IN what will be a difficult but inspiring watch for his many fans, rugby legend Doddie Weir will today describe his brave battle with Motor Neurone Disease on The Alex Salmond Show.
Filmed at Murrayfield, the home of Scottish rugby, former British Lion Weir opens up to Salmond about his struggle with Motor Neurone Disease (MND).
Weir discovered in December 2016 that he was suffering from the devastating condition, which affects around 5000 people in the UK alone.
In the exclusive interview with Scotland’s former First Minister, he says only one drug exists in the UK for MND treatment – and that was licensed 22 years ago.
Since then, there has been limited public funding into finding a better form of treatment or cure, although in Scotland there has been a recent increase in public nursing provision following the campaign by the late Gordon Aikman and the largely privately funded Euan MacDonald Centre at Edinburgh University.
Throughout the interview, Weir shows incredible spirit and courage in the face of the progressive and terminal condition. Describing the effects of MND, he says: “It’s a muscle wasting condition.
“You’re debilitated. You can’t do anything for yourself.”
Eventually, he says, “you can’t eat, can’t move, can’t dress, can’t go to the toilet, can’t breathe, even.”
Weir compares his current approach to his playing days, saying: “I’ve always taken the negative view – I always thought when the team got announced, I was going to get dropped. So if I was dropped, I was expecting it, so it wouldn’t be a shock. If I was in the team, I was quite delighted.”
Salmond interrupts his guest to point out that with 61 caps he wasn’t dropped very often, leading Weir to say he has to have the same attitude towards MND and that he was almost expecting his diagnosis.
“I had an idea that this is what it was,” says Weir, “so when I got told it, it was ‘okay, what to do now?’ It’s a ticket that someone has given me, so let’s just get on and see if we can try and get something sorted.”
He also reveals how he told his wider family in mid-January last year, which “makes life a lot easier – you’re not trying to hide so much when you’re having to go to doctor’s visits”.
Weir added that going public required a great deal of thought and was “pretty well timetabled”.

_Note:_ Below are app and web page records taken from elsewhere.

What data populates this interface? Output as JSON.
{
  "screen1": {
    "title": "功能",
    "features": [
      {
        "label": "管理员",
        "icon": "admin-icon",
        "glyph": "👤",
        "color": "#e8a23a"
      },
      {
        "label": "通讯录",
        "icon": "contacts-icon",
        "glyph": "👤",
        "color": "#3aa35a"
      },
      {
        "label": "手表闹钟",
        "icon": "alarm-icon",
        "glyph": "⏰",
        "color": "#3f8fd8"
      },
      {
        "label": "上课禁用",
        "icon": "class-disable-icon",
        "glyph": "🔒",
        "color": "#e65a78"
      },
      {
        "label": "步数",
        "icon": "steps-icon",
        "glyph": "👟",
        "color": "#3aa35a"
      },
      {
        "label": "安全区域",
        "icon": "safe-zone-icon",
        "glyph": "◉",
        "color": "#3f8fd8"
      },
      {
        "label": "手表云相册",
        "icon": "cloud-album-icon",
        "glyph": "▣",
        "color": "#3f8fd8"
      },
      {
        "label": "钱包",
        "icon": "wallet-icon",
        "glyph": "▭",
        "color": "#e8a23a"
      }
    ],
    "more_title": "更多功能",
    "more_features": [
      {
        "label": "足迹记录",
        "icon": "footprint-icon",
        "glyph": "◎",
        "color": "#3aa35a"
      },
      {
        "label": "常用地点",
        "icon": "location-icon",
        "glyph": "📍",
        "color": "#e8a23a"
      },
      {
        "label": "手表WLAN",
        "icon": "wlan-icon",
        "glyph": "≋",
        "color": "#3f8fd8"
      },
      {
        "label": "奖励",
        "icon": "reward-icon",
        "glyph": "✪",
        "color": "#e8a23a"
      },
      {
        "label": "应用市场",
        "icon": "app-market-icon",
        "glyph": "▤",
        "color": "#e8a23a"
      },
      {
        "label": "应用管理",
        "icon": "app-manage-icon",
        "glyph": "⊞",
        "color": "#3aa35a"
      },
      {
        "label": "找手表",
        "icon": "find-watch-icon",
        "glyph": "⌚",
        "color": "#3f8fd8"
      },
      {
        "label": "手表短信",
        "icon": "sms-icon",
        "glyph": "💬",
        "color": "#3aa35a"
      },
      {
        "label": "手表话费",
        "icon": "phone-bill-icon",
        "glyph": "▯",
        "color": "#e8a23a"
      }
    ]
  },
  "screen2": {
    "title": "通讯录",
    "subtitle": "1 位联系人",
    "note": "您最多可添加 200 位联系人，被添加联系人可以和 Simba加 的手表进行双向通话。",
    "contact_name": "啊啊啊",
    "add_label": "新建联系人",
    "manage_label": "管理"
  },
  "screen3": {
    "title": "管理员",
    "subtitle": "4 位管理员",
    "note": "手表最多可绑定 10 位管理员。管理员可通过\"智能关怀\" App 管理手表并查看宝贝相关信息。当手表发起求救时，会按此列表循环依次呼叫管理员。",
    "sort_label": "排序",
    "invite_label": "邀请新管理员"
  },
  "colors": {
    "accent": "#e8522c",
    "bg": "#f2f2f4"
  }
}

Weir is now reviewing world clinical research into MND. He recently returned from New York on a fact finding mission after Brian Kennedy, the former owner of the Sale Sharks rugby club in Greater Manchester, invited him to see some specialists. Weir says: “The Americans seem to be more up for trying things and giving things a go.”
Weir is looking to change attitudes and funding into MND here in the UK, and has set up the My Name’5 Doddie Foundation.
“There is a battle ahead, it’s like Scotland versus England”, he says, a “big important battle and I’m certainly here for a fight.”
Meanwhile, the latest ratings have seen the Alex Salmond Show soaring.
The January 25 “Robert Burns special” came in at number five in the weekly RT ratings with an estimated live audience for the 7.30am show of 27,000, representing an 80 per cent increase on the very first show broadcast last November.
The show’s senior producer and columnist for The National Tasmina Ahmed-Sheikh said: “It is great to have the hard evidence of the Alex Salmond Show building audience based on the quality of the production and wide range of topics covered.
“I think in particular those episodes where Alex features Scotland, such as the Robert Burns edition, have a particular appeal.”